STUDY MATERIAL:

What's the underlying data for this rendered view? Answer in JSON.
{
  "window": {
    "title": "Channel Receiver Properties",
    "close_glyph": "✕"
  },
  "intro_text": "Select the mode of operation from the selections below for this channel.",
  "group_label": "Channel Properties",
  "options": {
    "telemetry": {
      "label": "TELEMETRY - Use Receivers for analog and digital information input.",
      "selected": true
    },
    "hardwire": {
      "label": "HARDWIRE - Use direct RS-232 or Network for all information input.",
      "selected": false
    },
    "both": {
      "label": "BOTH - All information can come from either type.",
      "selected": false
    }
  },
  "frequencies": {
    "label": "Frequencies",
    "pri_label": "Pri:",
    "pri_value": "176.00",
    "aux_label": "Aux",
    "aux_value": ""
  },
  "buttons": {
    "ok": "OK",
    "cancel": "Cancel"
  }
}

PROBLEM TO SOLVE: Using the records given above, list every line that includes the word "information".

EXERCISE ANSWER:
      "label": "TELEMETRY - Use Receivers for analog and digital information input.",
      "label": "HARDWIRE - Use direct RS-232 or Network for all information input.",
      "label": "BOTH - All information can come from either type.",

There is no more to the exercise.